Coming from a big agency background and working with some of New Zealand’s most treasured brands, Nicola Stallard is certainly a seasoned marketer. But it’s the data-driven solutions she’s most excited to get stuck into at krunch.co.
Welcome to krunch.co! What’s different about your role here to what you managed in your previous roles?
Previously I was involved in a lot of above the line work – billboards, radio, press. I worked with big brands like Vodafone, Watties, ANZ and Auckland Council. But I also did plenty of digital work.
However, I have never worked at an agency that is able to use data the way krunch.co does – there’s far more detail here as to what we do and how we do it – we are following a particular person and audience and can track their journey from the very top of the funnel down to the final purchase.
That is a level that most people cannot access. The hard thing for most agencies is reporting – to know when and where the customer came in and why, and be able to really show that to clients. That’s what I find most interesting about working here – we can track the entire customer journey to show our clients what impact their digital marketing is having.
You have been involved in several branding projects, right?
Yes, I’ve been involved with branding projects and rebranding projects in both digital and above-the-line capacities. For example, I was involved in the ANZ rebrand, which was a complete overhaul of the brand – changing tone of voice, look and feel and imagery – which had both digital and above-the-line components.
For the launch of Tokyo Dry for Lion Nathan, my team had to figure out what the brand was going to look like online. We did a lot of videos, looked into gifs and stop motion imagery for social and the website. It was our job to form what the brand looked like on digital and how to communicate what the brand was all about on digital channels.
Coming from an above-the-line background, how did you see the roles of digital vs offline?
When an above-the-line agency builds the brand, it’s the initial thoughts and concept. But the hard part is flowing that into digital and knowing how to target people correctly, and what will appeal to them at what stage in the journey.

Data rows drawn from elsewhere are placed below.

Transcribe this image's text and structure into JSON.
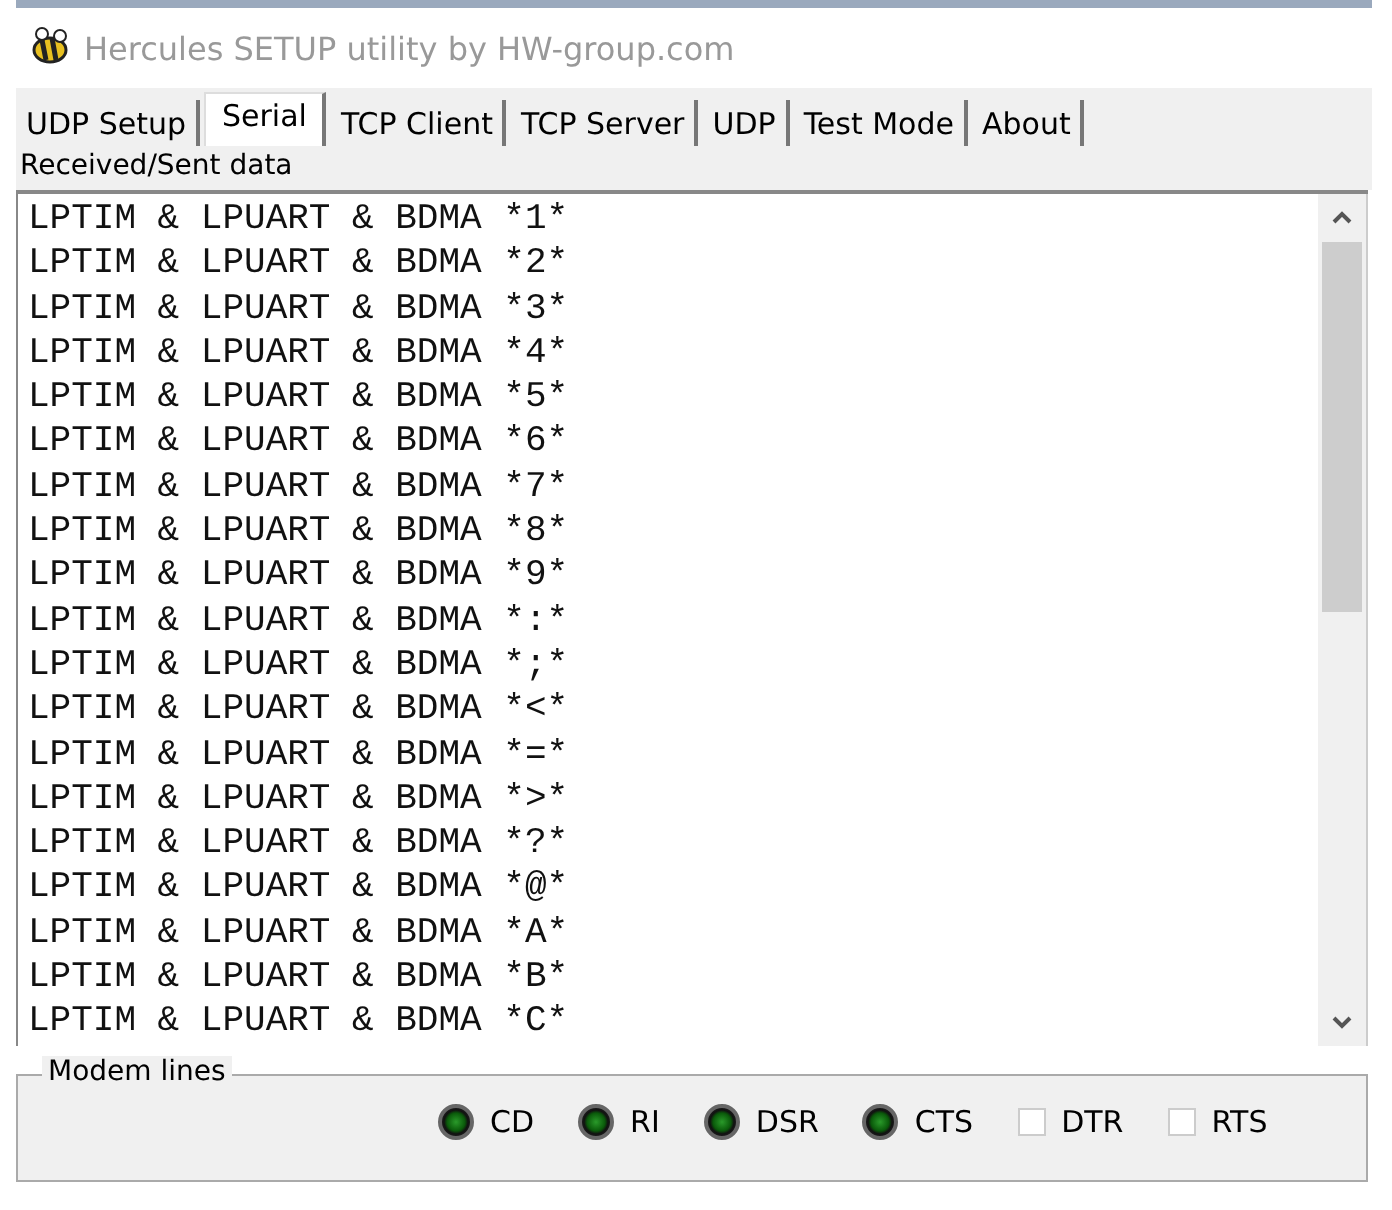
{
  "window": {
    "title": "Hercules SETUP utility by HW-group.com"
  },
  "tabs": [
    {
      "label": "UDP Setup",
      "selected": false
    },
    {
      "label": "Serial",
      "selected": true
    },
    {
      "label": "TCP Client",
      "selected": false
    },
    {
      "label": "TCP Server",
      "selected": false
    },
    {
      "label": "UDP",
      "selected": false
    },
    {
      "label": "Test Mode",
      "selected": false
    },
    {
      "label": "About",
      "selected": false
    }
  ],
  "data_panel": {
    "label": "Received/Sent data",
    "lines": [
      "LPTIM & LPUART & BDMA *1*",
      "LPTIM & LPUART & BDMA *2*",
      "LPTIM & LPUART & BDMA *3*",
      "LPTIM & LPUART & BDMA *4*",
      "LPTIM & LPUART & BDMA *5*",
      "LPTIM & LPUART & BDMA *6*",
      "LPTIM & LPUART & BDMA *7*",
      "LPTIM & LPUART & BDMA *8*",
      "LPTIM & LPUART & BDMA *9*",
      "LPTIM & LPUART & BDMA *:*",
      "LPTIM & LPUART & BDMA *;*",
      "LPTIM & LPUART & BDMA *<*",
      "LPTIM & LPUART & BDMA *=*",
      "LPTIM & LPUART & BDMA *>*",
      "LPTIM & LPUART & BDMA *?*",
      "LPTIM & LPUART & BDMA *@*",
      "LPTIM & LPUART & BDMA *A*",
      "LPTIM & LPUART & BDMA *B*",
      "LPTIM & LPUART & BDMA *C*"
    ]
  },
  "modem_lines": {
    "label": "Modem lines",
    "signals": [
      {
        "kind": "led",
        "label": "CD"
      },
      {
        "kind": "led",
        "label": "RI"
      },
      {
        "kind": "led",
        "label": "DSR"
      },
      {
        "kind": "led",
        "label": "CTS"
      },
      {
        "kind": "checkbox",
        "label": "DTR",
        "checked": false
      },
      {
        "kind": "checkbox",
        "label": "RTS",
        "checked": false
      }
    ]
  }
}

When branding using digital, you have a lot more data to help you plan which message is going to be where, and why it’s going to be there. Because you can’t just put a TVC on a digital platform, or a billboard on social media – that’s just not gonna work.
How do you see krunch.co’s unique mix of data + tech + content impacting brand?
I think it’s quite important. With this model, you get insights from each area of the business. I haven’t seen a lot of other agencies collaborate the way krunch.co does – everyone is experts in their individual fields, and when they all come together, we’re able to tick all the boxes for a client.
Here, we use the data to inform the message and content and how we talk to people, and we have the tech to actually put that “right message” in the right place and automate it.
What is a data-driven approach to branding?
It’s knowing the audience – where they’ll be at a given point in time, what they’ll click on, and when to tell them the right message. For example, we can develop a brand message for the top of the funnel, and we can use data to determine when to start changing the message at different stages of the customer’s buying journey.
Data gives you the knowledge of how to talk to these people. You’re not just sending a sales message to a cold lead – you’re informed about what the person needs to hear.
Does offline media still play a role in branding?
It’s important because it ensures brand is front of mind. The aim for brands would be to be in the top 3 considerations in someone’s mind. When you see a certain billboard, and then recognise the artwork on a digital banner, that brand and message is more likely to be cemented in the front of someone’s mind.
How is digital going to change branding of the future?
A lot of money has now gone into digital – so branding projects are becoming more about digital than they ever were before. Budgets are getting cut in above-the-line areas, like radio, because brands want to instead spend where they can target people directly and see direct return on their investment.